On January 14, 1546, another noise of such intensity hit the area. Its center was once again in the Jordan Valley and it caused great destruction. The Jordan River stopped flowing for two whole days, the tsunami waves returned to hit the coastal cities from Acre to Gaza, and the giant waves also returned to the Dead Sea.
On October 0, 3, another earthquake with a magnitude of 1759, centered in the Jordan Valley, killed tens of thousands. Safed is destroyed again. Nazareth and Tiberias are also affected. This time the tsunami waves reach the Kinneret, while those that hit Acre after every earthquake cover the streets of the city with water two meters deep, and throw ships and ships deep into the shore.
the miracle of 95'

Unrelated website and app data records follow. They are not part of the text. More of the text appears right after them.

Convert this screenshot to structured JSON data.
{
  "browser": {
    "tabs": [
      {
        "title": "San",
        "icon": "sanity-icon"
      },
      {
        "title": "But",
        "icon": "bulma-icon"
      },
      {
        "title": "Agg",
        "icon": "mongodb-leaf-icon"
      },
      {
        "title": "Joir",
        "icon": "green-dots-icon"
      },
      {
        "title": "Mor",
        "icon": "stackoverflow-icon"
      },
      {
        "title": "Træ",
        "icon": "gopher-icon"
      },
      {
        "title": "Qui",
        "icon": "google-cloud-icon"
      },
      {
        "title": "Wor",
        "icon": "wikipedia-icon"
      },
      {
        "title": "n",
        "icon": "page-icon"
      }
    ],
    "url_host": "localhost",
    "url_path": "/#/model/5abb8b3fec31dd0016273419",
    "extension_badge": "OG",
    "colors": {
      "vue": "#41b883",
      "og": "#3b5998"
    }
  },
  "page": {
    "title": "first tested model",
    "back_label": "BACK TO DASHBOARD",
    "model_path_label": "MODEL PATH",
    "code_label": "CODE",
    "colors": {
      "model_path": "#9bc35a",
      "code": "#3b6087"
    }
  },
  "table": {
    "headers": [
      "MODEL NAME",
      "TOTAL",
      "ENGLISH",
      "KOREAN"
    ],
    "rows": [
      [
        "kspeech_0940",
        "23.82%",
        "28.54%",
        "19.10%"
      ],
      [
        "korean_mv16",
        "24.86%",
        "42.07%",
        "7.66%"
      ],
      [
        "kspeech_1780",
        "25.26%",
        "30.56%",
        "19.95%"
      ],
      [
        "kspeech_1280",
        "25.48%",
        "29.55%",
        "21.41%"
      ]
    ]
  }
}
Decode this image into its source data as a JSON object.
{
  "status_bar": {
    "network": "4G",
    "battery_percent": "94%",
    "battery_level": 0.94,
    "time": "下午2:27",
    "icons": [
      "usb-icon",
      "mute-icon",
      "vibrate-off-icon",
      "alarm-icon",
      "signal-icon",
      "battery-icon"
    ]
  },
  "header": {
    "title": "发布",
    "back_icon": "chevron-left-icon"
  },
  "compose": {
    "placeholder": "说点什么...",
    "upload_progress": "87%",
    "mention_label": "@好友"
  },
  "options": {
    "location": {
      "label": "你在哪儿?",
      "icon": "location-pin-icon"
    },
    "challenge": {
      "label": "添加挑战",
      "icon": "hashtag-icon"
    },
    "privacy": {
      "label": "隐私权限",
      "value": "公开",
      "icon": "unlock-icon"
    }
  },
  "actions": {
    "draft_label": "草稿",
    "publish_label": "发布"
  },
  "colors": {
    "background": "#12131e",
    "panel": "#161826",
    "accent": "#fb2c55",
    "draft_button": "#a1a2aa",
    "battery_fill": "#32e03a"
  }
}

On January 1, 1837, one of the deadliest earthquakes occurred. About 28 percent of the residents of Tiberias were killed in this noise, some from the impact of huge tsunami waves that came up from the Sea of Galilee. Safed was completely destroyed, and apparently the heavy damage caused to it was a result of the problematic soil in the area which led to huge landslides. Evidence from the severe earthquake describes the enormous destruction: "The entire surface of the ground, in the upper area and in the area surrounding the hill, was damaged by the shock. Huge amounts of rocks were simply ripped from the ground and blown away. Huge fissures crossed the ground and then filled with earth and stones. . . Near Safed we saw cracks in the rock and in the ground. . . And next to Gush-Halav there is another fissure several meters long."
On July 11, 1927, the last severe earthquake occurred in the area. The flow of the Jordan was stopped for almost a whole day as a result of the landslides. Even then, buildings fell like card towers and buried their occupants under them. The earthquake claimed hundreds of victims on both sides of the Jordan. Ramla, Lod, Tiberias and Nablus were badly hit.
This was the last earthquake with a magnitude of 6.25 - the strongest measured here in the last century. "Actually, since the establishment of the state, there has not been an earthquake whose intensity within the state was over 6", explains Prof. Moshe Inbar from the Department of Geography at the University of Haifa. "The earthquake of 27' was the strongest and most destructive in our region in recent times."
In November 95, an earthquake occurred again that was felt throughout the country, but its center was in the heart of the Gulf of Eilat - far enough away to prevent major damage. At 6:15 in the morning, the residents of the state woke up to their walls swaying. The noise intensity was estimated at about 6.2. On the same day, another 1,500 minor tremors were recorded - the "aftershock" of the main tremor. Several hotels in the city were damaged by the noise, and one tourist, 67 years old, who was in the city as part of a retirement trip with his wife and tried to take her down the stairs with his own hands after the earthquake, had a heart attack and died.
According to Prof. Mert, "It was a huge earthquake, but it hit an uninhabited area, so the number of victims and the amount of damage were small."